CLEVELAND — Getting glamour products these days costs a pretty penny: $40 for a Chanel lipstick, $88 for Tom Ford foundation, you can even spend $100 for Surrat eye shadow.
It’s no wonder ladies looking for glam bypass department stores for social media sites that openly advertise knockoffs. Sometimes they find themselves at flea markets, where counterfeiters sell fakes in plain sight all around the world.
“I took the opportunity to get fake versions of all the actual expensive makeup products,” blogger OhemgeeitsMaya confessed. “I want because, let’s be real here, who the hell has enough money to buy the real versions of all of these?”
That’s why, as quickly as law enforcement seizes the fakes, they show up again.
In fact, Daniel Boerio, Import Specialist with U.S. Customs and Border Protection, tells us Cleveland is one of the top five ports for seizures, along with Chicago, New York City, Houston and Miami.
“The problem isn’t the loss of revenue,” Boerio said. “It’s the fact that people are going to die or get hurt using the fake cosmetics.”
Think he’s exaggerating? The Anit-Counterfeit Network Africa points out in their “Don’t Be Fake” program what happened to a woman in Africa after using a counterfeit moisturizer.
Los Angeles beauty blogger Sarah Tayna was not pleased with the aftermath of using a counterfeit designer eye shadow.
“I have an eye infection,” she said. “And it just got progressively worse throughout the day.”
The problem is so pervasive that Netflix recently made a documentary on the dangers, called “Broken.”
But don’t just take their word for it. When my colleague Rachel Polansky bought a MAC foundation from a random website it arrived from China. She sent it to global testing lab Princeton Consumer Research in the U.K., and what they found was not very pretty: Large quantities of lead, aluminum, mercury, and rat droppings!
So how do you spot the fakes? Well, when a something like a MAC foundation that normally sells for $38 is online for $4 you’re not getting the real thing. Inconsistencies in packaging are also a giveaway as well as misspellings. You can also tell by smell.
“Products from China have a very petroleum based smell,” Boerio said. “If they are using paint thinner you are going to smell it in the merchandise.”

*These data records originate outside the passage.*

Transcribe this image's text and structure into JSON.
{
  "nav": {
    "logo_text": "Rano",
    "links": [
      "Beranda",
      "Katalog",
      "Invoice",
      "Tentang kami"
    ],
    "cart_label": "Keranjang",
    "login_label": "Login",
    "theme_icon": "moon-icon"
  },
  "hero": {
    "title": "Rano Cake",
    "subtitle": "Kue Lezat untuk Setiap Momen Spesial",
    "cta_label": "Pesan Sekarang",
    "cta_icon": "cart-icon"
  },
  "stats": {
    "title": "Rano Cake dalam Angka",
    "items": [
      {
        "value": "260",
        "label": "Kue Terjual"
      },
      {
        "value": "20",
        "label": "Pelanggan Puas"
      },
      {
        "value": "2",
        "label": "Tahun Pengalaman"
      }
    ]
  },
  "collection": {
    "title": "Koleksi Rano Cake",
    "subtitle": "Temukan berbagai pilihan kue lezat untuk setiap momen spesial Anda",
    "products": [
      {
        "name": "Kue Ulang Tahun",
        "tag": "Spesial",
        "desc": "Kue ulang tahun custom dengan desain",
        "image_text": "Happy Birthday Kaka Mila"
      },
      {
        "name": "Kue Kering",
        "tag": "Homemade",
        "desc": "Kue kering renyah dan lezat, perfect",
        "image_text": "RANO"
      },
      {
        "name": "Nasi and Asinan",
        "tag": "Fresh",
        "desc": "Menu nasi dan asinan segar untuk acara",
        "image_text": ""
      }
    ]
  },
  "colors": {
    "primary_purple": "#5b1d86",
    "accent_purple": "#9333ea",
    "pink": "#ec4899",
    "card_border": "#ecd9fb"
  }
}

So here’s the deal: All of us like a discount, but these kind of savings are a high price to pay just to look pretty.
“I’m not encouraging you to buy fake makeup and use it on yourself. It’s very dangerous,” OhemgeeitsMaya said. “I’m just a risk taker.”